[[ MATERIAL PROVIDED open ]]

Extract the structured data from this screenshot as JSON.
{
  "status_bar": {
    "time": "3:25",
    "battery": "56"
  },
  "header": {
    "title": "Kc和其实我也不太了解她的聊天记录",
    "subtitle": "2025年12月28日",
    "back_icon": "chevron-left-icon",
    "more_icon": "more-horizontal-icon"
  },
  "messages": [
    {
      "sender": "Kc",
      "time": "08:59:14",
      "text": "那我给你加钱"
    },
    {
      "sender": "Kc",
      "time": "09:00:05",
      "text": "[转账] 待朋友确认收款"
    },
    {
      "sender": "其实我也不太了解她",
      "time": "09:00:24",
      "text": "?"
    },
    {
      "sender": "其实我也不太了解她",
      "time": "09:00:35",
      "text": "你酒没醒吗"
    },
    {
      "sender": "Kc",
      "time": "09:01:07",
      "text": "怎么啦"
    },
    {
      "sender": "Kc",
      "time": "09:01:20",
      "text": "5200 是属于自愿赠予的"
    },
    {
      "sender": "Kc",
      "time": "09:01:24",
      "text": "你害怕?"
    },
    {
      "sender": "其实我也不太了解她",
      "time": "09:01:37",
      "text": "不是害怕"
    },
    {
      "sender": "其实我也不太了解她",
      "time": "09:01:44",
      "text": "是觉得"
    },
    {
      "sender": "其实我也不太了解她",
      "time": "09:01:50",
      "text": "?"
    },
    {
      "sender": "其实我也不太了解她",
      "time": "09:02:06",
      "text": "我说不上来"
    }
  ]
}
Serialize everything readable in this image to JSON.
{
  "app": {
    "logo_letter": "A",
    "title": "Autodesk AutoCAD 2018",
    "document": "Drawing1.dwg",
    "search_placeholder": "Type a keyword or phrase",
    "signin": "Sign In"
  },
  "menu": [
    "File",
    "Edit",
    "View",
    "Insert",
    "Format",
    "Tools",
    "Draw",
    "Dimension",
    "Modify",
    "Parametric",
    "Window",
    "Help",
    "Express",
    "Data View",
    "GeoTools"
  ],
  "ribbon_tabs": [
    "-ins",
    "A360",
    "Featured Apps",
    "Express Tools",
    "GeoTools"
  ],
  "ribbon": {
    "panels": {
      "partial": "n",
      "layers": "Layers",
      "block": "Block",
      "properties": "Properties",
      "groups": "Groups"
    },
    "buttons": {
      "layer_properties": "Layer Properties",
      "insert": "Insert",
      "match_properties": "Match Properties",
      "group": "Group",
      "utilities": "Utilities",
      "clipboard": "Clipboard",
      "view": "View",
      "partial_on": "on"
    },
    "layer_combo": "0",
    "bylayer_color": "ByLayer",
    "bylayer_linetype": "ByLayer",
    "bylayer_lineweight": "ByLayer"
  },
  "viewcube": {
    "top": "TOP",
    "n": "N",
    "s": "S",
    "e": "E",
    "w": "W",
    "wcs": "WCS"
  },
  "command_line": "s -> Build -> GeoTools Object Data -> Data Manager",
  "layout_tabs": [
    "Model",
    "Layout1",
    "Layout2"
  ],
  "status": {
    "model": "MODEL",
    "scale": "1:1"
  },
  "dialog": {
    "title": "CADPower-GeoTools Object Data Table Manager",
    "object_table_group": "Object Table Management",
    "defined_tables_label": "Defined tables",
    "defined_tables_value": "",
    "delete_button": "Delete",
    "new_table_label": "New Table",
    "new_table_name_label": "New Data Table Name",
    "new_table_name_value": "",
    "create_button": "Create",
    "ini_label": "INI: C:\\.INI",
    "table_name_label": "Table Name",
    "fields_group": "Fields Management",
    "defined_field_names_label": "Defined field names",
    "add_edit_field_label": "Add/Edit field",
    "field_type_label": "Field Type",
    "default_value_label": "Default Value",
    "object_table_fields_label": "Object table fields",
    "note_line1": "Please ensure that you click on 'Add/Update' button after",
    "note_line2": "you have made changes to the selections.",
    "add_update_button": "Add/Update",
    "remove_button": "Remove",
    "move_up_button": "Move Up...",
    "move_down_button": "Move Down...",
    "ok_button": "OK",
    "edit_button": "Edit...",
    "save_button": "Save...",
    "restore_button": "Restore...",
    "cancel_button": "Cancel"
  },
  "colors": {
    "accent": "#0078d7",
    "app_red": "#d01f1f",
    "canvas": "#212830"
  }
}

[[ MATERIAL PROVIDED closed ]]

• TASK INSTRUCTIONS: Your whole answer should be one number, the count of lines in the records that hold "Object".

• SOLUTION FOR THIS EXERCISE: 4